Table 1: Comparison of SRR and DRR in Closed Networks
From the above comparison, it is clear that:
1) In most cases when the number of peers (N) > 2 (2^1), DRR uses fewer hops than SRR. Using a shorter route means less overhead and resource usage on intermediate peers, which is an important consideration for adopting DRR in the cases where such resources as CPU and bandwidth are limited, e.g., the case of mobile, wireless networks.
2) In the cases when N > 256 (2^8), DRR also uses fewer messages than SRR.

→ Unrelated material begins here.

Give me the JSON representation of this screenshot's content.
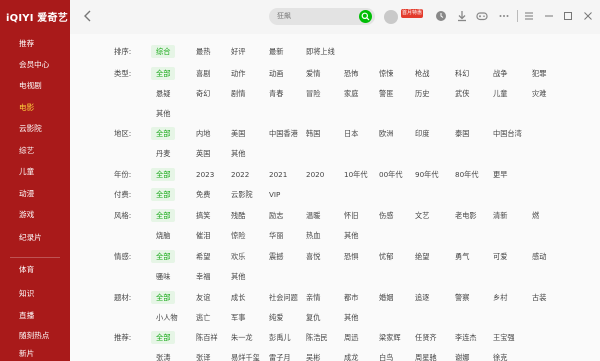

3) In the cases when N < 256, DRR uses more messages than SRR (but still uses fewer hops than SRR), so the consideration of whether to use DRR or SRR depends on other factors such as using less resources (bandwidth and processing) from the intermediate peers. Section 4 provides use cases where DRR has a better chance of working or where the considerations of intermediary resources are important.
In open networks (e.g., the Internet) where DRR is not guaranteed to work, DRR can fall back to SRR if it fails after trial, as described in Section 4. Based on the same settings as those listed in Appendix B.1, the number of hops, as well as the number of messages for a response in SRR and DRR, are listed in the following table:
Mode | Success | No. of Hops | No. of Msgs ---------------------------------------------------------------- SRR | Yes | log(N) | log(N) DRR | Yes | 1 | 1 | Fail & fall back to SRR | 1+log(N) | 1+log(N) DRR (DTLS) | Yes | 1 | 7+1 | Fail & fall back to SRR | 1+log(N) | 8+log(N)
Table 2: Comparison of SRR and DRR in Open Networks
From the above comparison, it can be observed that trying to first use DRR could still provide an overall number of hops lower than directly using SRR. Suppose that P peers are publicly reachable; the number of hops in DRR and SRR is P*1+(N-P)*(1+logN) and N*logN, respectively. The condition for fewer hops in DRR is P*1+(N-P)*(1+logN) < N*logN, which is P/N > 1/logN. This means that when the number of peers (N) grows, the required ratio of publicly reachable peers P/N for fewer hops in DRR decreases. Therefore, the chance of trying DRR with fewer hops than SRR improves as the scale of the network increases.